At age 17, after seven years of honing his banjo chops (he also dabbled in guitar, dulcimer, trumpet, bassoon, percussion, piano and other instruments), Byron was drawn to the bass guitar upon hearing Jaco Pastorius’ revelatory work on Weather Report’s Heavy Weather.
“I heard his playing,” Byron said, “and I realized what that instrument could do; not only play the more traditional supportive role, but also add harmony lines in a way that would not only support the melody and the other instruments but also serve as a catalyst to the other players. Yet it was so subtle and carefully played. I went home and did some woodshedding for a year, playing his records over and over.”
In the mid-1980s, Byron left his hometown of Bowling Green, KY, and relocated to Nashville, opening up a new universe of musical possibilities. He was soon working steadily with Foster & Lloyd, and his reputation quickly spread through Music City. In addition to Parton, Harris, Kaukonen and Douglas, Byron has performed and/or recorded with the likes of Buddy and Julie Miller, Nitty Gritty Dirt Band, Linda Ronstadt, Jim Lauderdale, Dixie Chicks, Nickel Creek, Jimmie Dale Gilmore, Shelby Lynne, Clay Walker, Al Kooper and Grateful Dead lyricist Robert Hunter, to name a few. He was honored with a Grammy nomination in 2005 for his work on Mark O’Connor’s Thirty Year Retrospective.
In 1999, almost 30 years after that first jam session with Sam Bush, Byron’s musical career came full-circle, when he landed the enviable bass gig in Bush’s prolific touring band.
“Byron is the first choice for the upright acoustic bass,” Bush said. “He also plays just as well on the electric and fretless, which makes him as versatile as he is accomplished. With Chris Brown on drums and Byron on bass, I have a rhythm section that allows for limitless possibilities; we can play every musical genre, from reggae to bluegrass to rock. He is also a good friend and understands that being a road musician means being able to get along with your players. Byron is the best.”
Many other musicians are quick to sing Byron’s praises.

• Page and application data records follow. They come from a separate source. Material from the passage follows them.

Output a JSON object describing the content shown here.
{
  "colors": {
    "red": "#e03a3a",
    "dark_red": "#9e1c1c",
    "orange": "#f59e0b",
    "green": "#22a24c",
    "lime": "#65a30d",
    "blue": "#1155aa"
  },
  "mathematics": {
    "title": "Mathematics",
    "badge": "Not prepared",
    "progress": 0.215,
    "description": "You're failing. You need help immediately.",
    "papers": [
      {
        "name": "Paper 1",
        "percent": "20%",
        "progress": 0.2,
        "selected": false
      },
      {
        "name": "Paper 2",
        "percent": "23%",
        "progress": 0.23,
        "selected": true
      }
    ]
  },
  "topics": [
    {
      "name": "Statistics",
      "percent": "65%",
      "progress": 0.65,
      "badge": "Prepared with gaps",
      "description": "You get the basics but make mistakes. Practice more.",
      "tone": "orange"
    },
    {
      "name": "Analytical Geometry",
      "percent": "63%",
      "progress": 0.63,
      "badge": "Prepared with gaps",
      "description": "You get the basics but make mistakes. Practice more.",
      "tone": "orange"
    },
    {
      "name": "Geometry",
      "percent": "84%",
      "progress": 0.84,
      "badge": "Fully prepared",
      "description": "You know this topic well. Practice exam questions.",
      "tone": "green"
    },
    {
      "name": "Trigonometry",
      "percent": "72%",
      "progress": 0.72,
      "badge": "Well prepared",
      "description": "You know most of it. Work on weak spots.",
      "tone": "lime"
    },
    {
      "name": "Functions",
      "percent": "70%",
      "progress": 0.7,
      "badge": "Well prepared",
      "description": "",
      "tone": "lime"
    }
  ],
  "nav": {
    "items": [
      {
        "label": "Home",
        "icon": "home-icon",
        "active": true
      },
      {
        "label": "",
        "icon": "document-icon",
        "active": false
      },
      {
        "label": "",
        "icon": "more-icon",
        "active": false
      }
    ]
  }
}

“Working with Byron House is an incomparable musical experience,” Kaukonen said. “He brings so much with him when he comes. Whether you need upright, fretless or electric bass, playing with him makes you feel as if he has always been in your band and that you would be lost without him. As if that weren’t enough, you can count on him for background vocals. He is a consummate professional as well as an intuitive player. I am proud to call him a friend and a peer!”
In 2009, Byron House recorded Band Of Joy with Robert Plant (Led Zeppelin), and toured with Plant and the Band of Joy. The album was nominated for two Grammy Awards, including Best Americana Album.